▶ **The problem**
Produce a word-for-word copy of the data below.

(Records from a data collection)
+ + + + + + +
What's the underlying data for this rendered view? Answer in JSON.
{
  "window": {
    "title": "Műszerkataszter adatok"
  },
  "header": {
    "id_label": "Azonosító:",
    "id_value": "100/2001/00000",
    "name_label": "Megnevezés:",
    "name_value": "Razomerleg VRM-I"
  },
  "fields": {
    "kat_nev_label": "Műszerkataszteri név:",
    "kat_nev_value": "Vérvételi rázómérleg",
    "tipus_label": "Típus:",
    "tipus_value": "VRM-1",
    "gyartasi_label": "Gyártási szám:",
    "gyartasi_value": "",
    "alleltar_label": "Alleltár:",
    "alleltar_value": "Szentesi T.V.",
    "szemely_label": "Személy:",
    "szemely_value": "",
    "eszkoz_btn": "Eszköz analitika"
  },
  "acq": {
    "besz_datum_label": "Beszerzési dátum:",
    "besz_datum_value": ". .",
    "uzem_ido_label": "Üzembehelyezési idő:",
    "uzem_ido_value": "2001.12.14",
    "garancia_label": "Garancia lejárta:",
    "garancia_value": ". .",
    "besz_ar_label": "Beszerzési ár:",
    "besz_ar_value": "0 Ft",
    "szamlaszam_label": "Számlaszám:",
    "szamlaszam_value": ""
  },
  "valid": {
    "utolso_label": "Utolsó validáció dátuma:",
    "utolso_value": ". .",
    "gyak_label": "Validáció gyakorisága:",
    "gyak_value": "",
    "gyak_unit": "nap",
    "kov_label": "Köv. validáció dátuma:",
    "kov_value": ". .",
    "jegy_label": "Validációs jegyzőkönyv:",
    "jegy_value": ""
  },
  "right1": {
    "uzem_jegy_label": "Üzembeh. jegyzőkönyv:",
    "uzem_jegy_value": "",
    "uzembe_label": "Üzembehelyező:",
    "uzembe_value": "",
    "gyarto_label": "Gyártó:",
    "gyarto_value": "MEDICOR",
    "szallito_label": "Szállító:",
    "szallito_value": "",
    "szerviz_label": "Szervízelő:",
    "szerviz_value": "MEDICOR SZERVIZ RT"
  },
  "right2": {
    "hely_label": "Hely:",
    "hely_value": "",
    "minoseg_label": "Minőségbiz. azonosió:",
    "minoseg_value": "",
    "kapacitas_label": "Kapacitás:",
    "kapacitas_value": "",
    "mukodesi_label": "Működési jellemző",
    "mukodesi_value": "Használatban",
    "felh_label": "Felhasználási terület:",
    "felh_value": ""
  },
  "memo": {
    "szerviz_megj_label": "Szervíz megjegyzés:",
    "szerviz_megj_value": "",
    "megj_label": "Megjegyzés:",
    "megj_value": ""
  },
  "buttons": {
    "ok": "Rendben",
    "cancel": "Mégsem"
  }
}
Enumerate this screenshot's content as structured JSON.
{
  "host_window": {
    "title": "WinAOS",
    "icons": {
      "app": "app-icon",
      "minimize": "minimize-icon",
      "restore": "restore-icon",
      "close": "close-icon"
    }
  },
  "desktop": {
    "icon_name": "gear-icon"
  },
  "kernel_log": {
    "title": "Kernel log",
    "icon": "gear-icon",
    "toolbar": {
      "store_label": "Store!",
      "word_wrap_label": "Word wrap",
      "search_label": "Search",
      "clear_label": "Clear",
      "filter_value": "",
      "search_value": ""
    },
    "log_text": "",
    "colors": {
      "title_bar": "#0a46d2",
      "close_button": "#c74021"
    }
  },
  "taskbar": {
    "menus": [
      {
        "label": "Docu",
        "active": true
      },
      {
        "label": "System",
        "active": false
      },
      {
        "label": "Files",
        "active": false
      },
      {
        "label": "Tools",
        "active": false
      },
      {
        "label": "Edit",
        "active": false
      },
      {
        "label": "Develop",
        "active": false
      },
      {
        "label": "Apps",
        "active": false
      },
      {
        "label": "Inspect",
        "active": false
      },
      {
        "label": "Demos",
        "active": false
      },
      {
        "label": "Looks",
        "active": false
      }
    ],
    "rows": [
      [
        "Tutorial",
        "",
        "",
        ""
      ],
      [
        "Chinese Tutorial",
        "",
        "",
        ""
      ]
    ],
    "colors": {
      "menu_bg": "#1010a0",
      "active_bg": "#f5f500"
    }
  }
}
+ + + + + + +
▶ **Response to this exercise**
What's the underlying data for this rendered view? Answer in JSON.
{
  "window": {
    "title": "Műszerkataszter adatok"
  },
  "header": {
    "id_label": "Azonosító:",
    "id_value": "100/2001/00000",
    "name_label": "Megnevezés:",
    "name_value": "Razomerleg VRM-I"
  },
  "fields": {
    "kat_nev_label": "Műszerkataszteri név:",
    "kat_nev_value": "Vérvételi rázómérleg",
    "tipus_label": "Típus:",
    "tipus_value": "VRM-1",
    "gyartasi_label": "Gyártási szám:",
    "gyartasi_value": "",
    "alleltar_label": "Alleltár:",
    "alleltar_value": "Szentesi T.V.",
    "szemely_label": "Személy:",
    "szemely_value": "",
    "eszkoz_btn": "Eszköz analitika"
  },
  "acq": {
    "besz_datum_label": "Beszerzési dátum:",
    "besz_datum_value": ". .",
    "uzem_ido_label": "Üzembehelyezési idő:",
    "uzem_ido_value": "2001.12.14",
    "garancia_label": "Garancia lejárta:",
    "garancia_value": ". .",
    "besz_ar_label": "Beszerzési ár:",
    "besz_ar_value": "0 Ft",
    "szamlaszam_label": "Számlaszám:",
    "szamlaszam_value": ""
  },
  "valid": {
    "utolso_label": "Utolsó validáció dátuma:",
    "utolso_value": ". .",
    "gyak_label": "Validáció gyakorisága:",
    "gyak_value": "",
    "gyak_unit": "nap",
    "kov_label": "Köv. validáció dátuma:",
    "kov_value": ". .",
    "jegy_label": "Validációs jegyzőkönyv:",
    "jegy_value": ""
  },
  "right1": {
    "uzem_jegy_label": "Üzembeh. jegyzőkönyv:",
    "uzem_jegy_value": "",
    "uzembe_label": "Üzembehelyező:",
    "uzembe_value": "",
    "gyarto_label": "Gyártó:",
    "gyarto_value": "MEDICOR",
    "szallito_label": "Szállító:",
    "szallito_value": "",
    "szerviz_label": "Szervízelő:",
    "szerviz_value": "MEDICOR SZERVIZ RT"
  },
  "right2": {
    "hely_label": "Hely:",
    "hely_value": "",
    "minoseg_label": "Minőségbiz. azonosió:",
    "minoseg_value": "",
    "kapacitas_label": "Kapacitás:",
    "kapacitas_value": "",
    "mukodesi_label": "Működési jellemző",
    "mukodesi_value": "Használatban",
    "felh_label": "Felhasználási terület:",
    "felh_value": ""
  },
  "memo": {
    "szerviz_megj_label": "Szervíz megjegyzés:",
    "szerviz_megj_value": "",
    "megj_label": "Megjegyzés:",
    "megj_value": ""
  },
  "buttons": {
    "ok": "Rendben",
    "cancel": "Mégsem"
  }
}
Enumerate this screenshot's content as structured JSON.
{
  "host_window": {
    "title": "WinAOS",
    "icons": {
      "app": "app-icon",
      "minimize": "minimize-icon",
      "restore": "restore-icon",
      "close": "close-icon"
    }
  },
  "desktop": {
    "icon_name": "gear-icon"
  },
  "kernel_log": {
    "title": "Kernel log",
    "icon": "gear-icon",
    "toolbar": {
      "store_label": "Store!",
      "word_wrap_label": "Word wrap",
      "search_label": "Search",
      "clear_label": "Clear",
      "filter_value": "",
      "search_value": ""
    },
    "log_text": "",
    "colors": {
      "title_bar": "#0a46d2",
      "close_button": "#c74021"
    }
  },
  "taskbar": {
    "menus": [
      {
        "label": "Docu",
        "active": true
      },
      {
        "label": "System",
        "active": false
      },
      {
        "label": "Files",
        "active": false
      },
      {
        "label": "Tools",
        "active": false
      },
      {
        "label": "Edit",
        "active": false
      },
      {
        "label": "Develop",
        "active": false
      },
      {
        "label": "Apps",
        "active": false
      },
      {
        "label": "Inspect",
        "active": false
      },
      {
        "label": "Demos",
        "active": false
      },
      {
        "label": "Looks",
        "active": false
      }
    ],
    "rows": [
      [
        "Tutorial",
        "",
        "",
        ""
      ],
      [
        "Chinese Tutorial",
        "",
        "",
        ""
      ]
    ],
    "colors": {
      "menu_bg": "#1010a0",
      "active_bg": "#f5f500"
    }
  }
}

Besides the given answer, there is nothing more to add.